## WHAT YOU SHOULD DO
Scan the listing for "this" and copy out each line that has it.

[Opening EXERCISE DATA section]

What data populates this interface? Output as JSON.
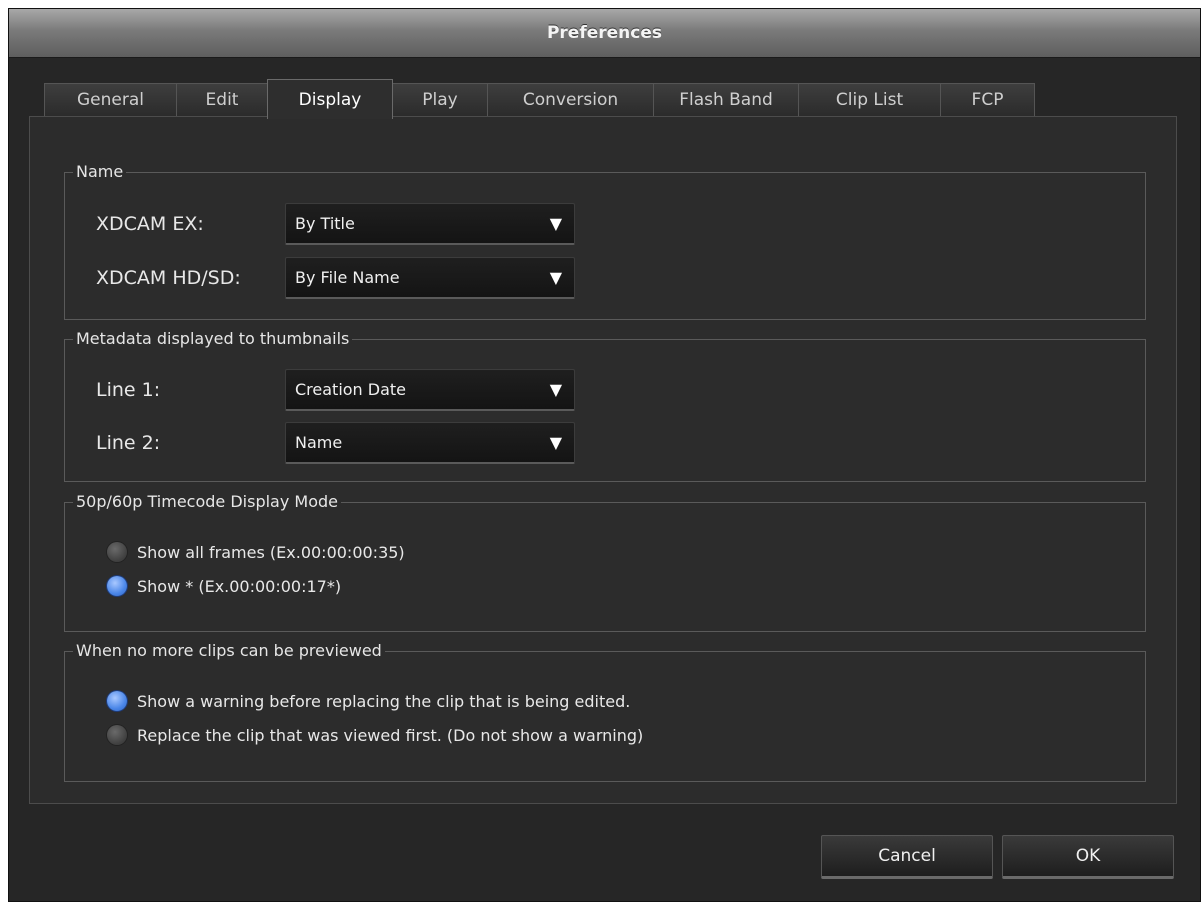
{
  "window": {
    "title": "Preferences"
  },
  "tabs": [
    {
      "label": "General",
      "active": false
    },
    {
      "label": "Edit",
      "active": false
    },
    {
      "label": "Display",
      "active": true
    },
    {
      "label": "Play",
      "active": false
    },
    {
      "label": "Conversion",
      "active": false
    },
    {
      "label": "Flash Band",
      "active": false
    },
    {
      "label": "Clip List",
      "active": false
    },
    {
      "label": "FCP",
      "active": false
    }
  ],
  "name_group": {
    "legend": "Name",
    "xdcam_ex": {
      "label": "XDCAM EX:",
      "value": "By Title"
    },
    "xdcam_hdsd": {
      "label": "XDCAM HD/SD:",
      "value": "By File Name"
    }
  },
  "metadata_group": {
    "legend": "Metadata displayed to thumbnails",
    "line1": {
      "label": "Line 1:",
      "value": "Creation Date"
    },
    "line2": {
      "label": "Line 2:",
      "value": "Name"
    }
  },
  "timecode_group": {
    "legend": "50p/60p Timecode Display Mode",
    "options": [
      {
        "label": "Show all frames (Ex.00:00:00:35)",
        "checked": false
      },
      {
        "label": "Show * (Ex.00:00:00:17*)",
        "checked": true
      }
    ]
  },
  "preview_group": {
    "legend": "When no more clips can be previewed",
    "options": [
      {
        "label": "Show a warning before replacing the clip that is being edited.",
        "checked": true
      },
      {
        "label": "Replace the clip that was viewed first. (Do not show a warning)",
        "checked": false
      }
    ]
  },
  "dropdown_arrow": "▼",
  "buttons": {
    "cancel": "Cancel",
    "ok": "OK"
  },
  "colors": {
    "accent": "#4a86e8",
    "background": "#262626"
  }
}
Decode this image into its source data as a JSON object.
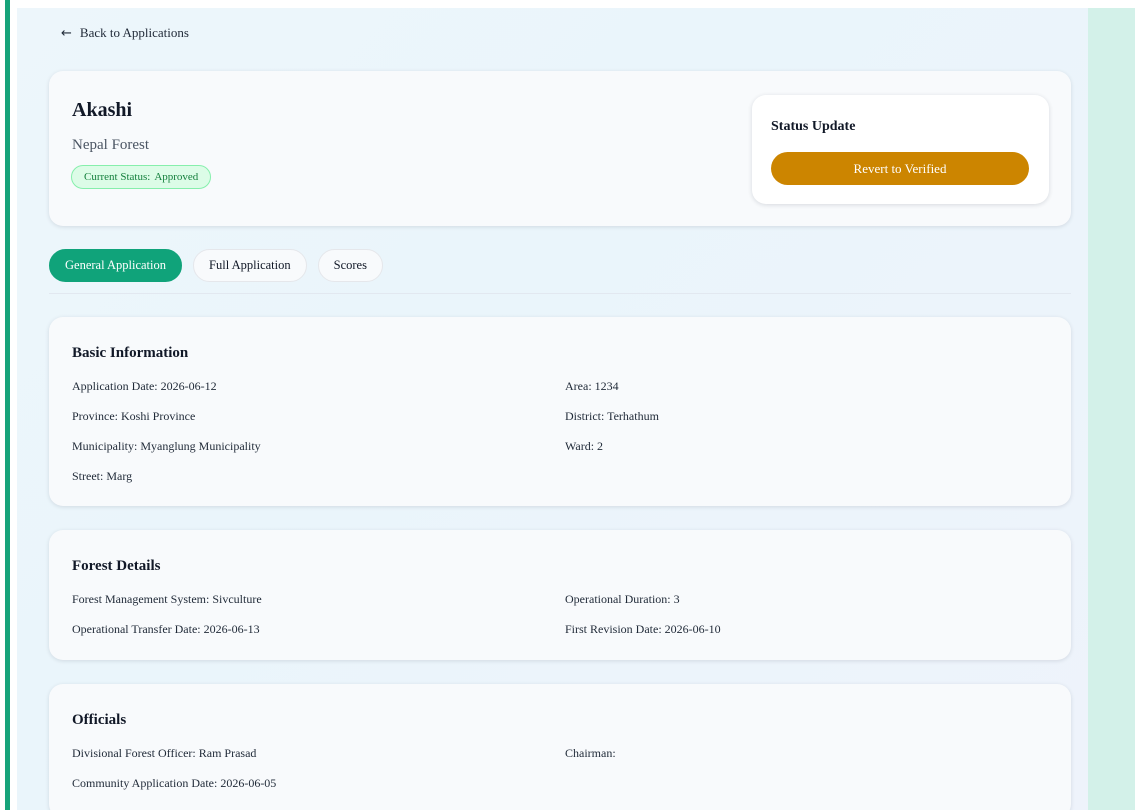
{
  "nav": {
    "back_label": "Back to Applications",
    "back_icon": "arrow-left-icon"
  },
  "header": {
    "name": "Akashi",
    "forest": "Nepal Forest",
    "status_label": "Current Status:",
    "status_value": "Approved"
  },
  "status_update": {
    "title": "Status Update",
    "button_label": "Revert to Verified",
    "button_color": "#cc8500"
  },
  "tabs": [
    {
      "label": "General Application",
      "active": true
    },
    {
      "label": "Full Application",
      "active": false
    },
    {
      "label": "Scores",
      "active": false
    }
  ],
  "basic_info": {
    "title": "Basic Information",
    "fields": [
      "Application Date: 2026-06-12",
      "Area: 1234",
      "Province: Koshi Province",
      "District: Terhathum",
      "Municipality: Myanglung Municipality",
      "Ward: 2",
      "Street: Marg"
    ]
  },
  "forest_details": {
    "title": "Forest Details",
    "fields": [
      "Forest Management System: Sivculture",
      "Operational Duration: 3",
      "Operational Transfer Date: 2026-06-13",
      "First Revision Date: 2026-06-10"
    ]
  },
  "officials": {
    "title": "Officials",
    "fields": [
      "Divisional Forest Officer: Ram Prasad",
      "Chairman:",
      "Community Application Date: 2026-06-05"
    ]
  },
  "colors": {
    "accent": "#10a37a",
    "status_bg": "#dcfce7",
    "status_text": "#15803d"
  }
}
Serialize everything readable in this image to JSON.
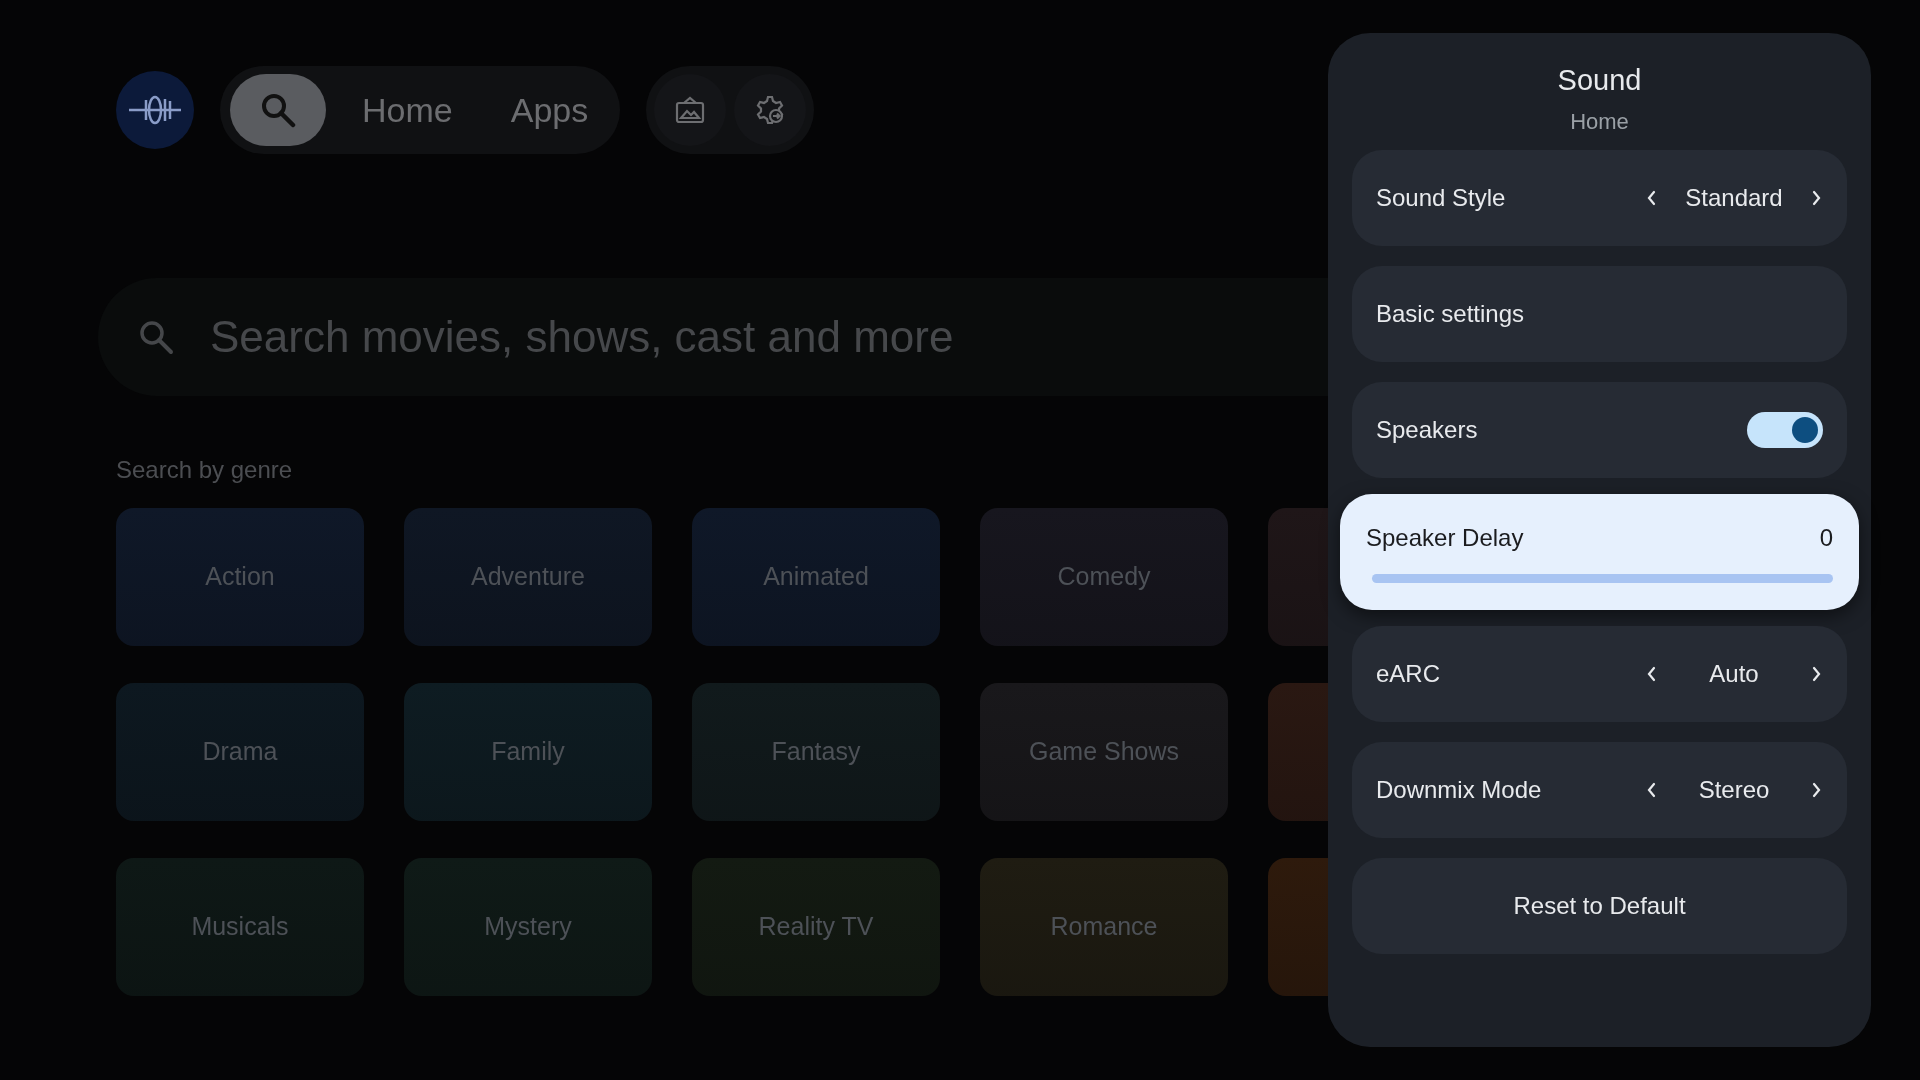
{
  "top_bar": {
    "tabs": [
      {
        "kind": "search",
        "selected": true
      },
      {
        "kind": "text",
        "label": "Home",
        "selected": false
      },
      {
        "kind": "text",
        "label": "Apps",
        "selected": false
      }
    ]
  },
  "search": {
    "placeholder": "Search movies, shows, cast and more"
  },
  "genres": {
    "heading": "Search by genre",
    "rows": [
      [
        {
          "label": "Action",
          "color": "#0f1828"
        },
        {
          "label": "Adventure",
          "color": "#0f1724"
        },
        {
          "label": "Animated",
          "color": "#0f1828"
        },
        {
          "label": "Comedy",
          "color": "#17161e"
        },
        {
          "color": "#1f1618"
        }
      ],
      [
        {
          "label": "Drama",
          "color": "#0d1820"
        },
        {
          "label": "Family",
          "color": "#0e1c22"
        },
        {
          "label": "Fantasy",
          "color": "#111a1c"
        },
        {
          "label": "Game Shows",
          "color": "#19181b"
        },
        {
          "color": "#2a1812"
        }
      ],
      [
        {
          "label": "Musicals",
          "color": "#0e1816"
        },
        {
          "label": "Mystery",
          "color": "#0f1a17"
        },
        {
          "label": "Reality TV",
          "color": "#131a12"
        },
        {
          "label": "Romance",
          "color": "#1f1c12"
        },
        {
          "color": "#2e1a0c"
        }
      ]
    ]
  },
  "panel": {
    "title": "Sound",
    "subtitle": "Home",
    "rows": [
      {
        "kind": "selector",
        "label": "Sound Style",
        "value": "Standard",
        "focused": false
      },
      {
        "kind": "link",
        "label": "Basic settings",
        "focused": false
      },
      {
        "kind": "toggle",
        "label": "Speakers",
        "on": true,
        "focused": false
      },
      {
        "kind": "slider",
        "label": "Speaker Delay",
        "value": "0",
        "level": 0,
        "focused": true
      },
      {
        "kind": "selector",
        "label": "eARC",
        "value": "Auto",
        "focused": false
      },
      {
        "kind": "selector",
        "label": "Downmix Mode",
        "value": "Stereo",
        "focused": false
      },
      {
        "kind": "button",
        "label": "Reset to Default",
        "focused": false
      }
    ]
  }
}
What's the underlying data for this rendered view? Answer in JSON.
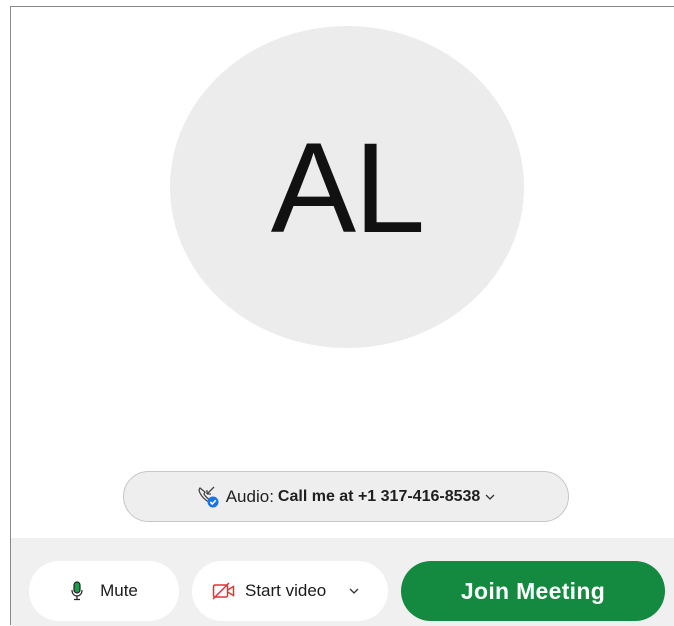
{
  "avatar": {
    "initials": "AL",
    "background_color": "#ececec"
  },
  "audio": {
    "prefix": "Audio:",
    "value": "Call me at +1 317-416-8538",
    "icon": "phone-callback-icon",
    "chevron_icon": "chevron-down-icon"
  },
  "controls": {
    "mute_label": "Mute",
    "mute_icon": "microphone-icon",
    "video_label": "Start video",
    "video_icon": "video-off-icon",
    "video_chevron_icon": "chevron-down-icon",
    "join_label": "Join Meeting"
  },
  "colors": {
    "join_button": "#138a3f",
    "mic_green": "#1d9a4a",
    "video_red": "#e0303a",
    "check_blue": "#1a73e8",
    "footer_bg": "#f0f0f0"
  }
}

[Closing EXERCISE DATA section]

## COMPLETED TASK
What data populates this interface? Output as JSON.
Decode this image into its source data as a JSON object.
Serialize everything readable in this image to JSON.
What's the underlying data for this rendered view? Answer in JSON.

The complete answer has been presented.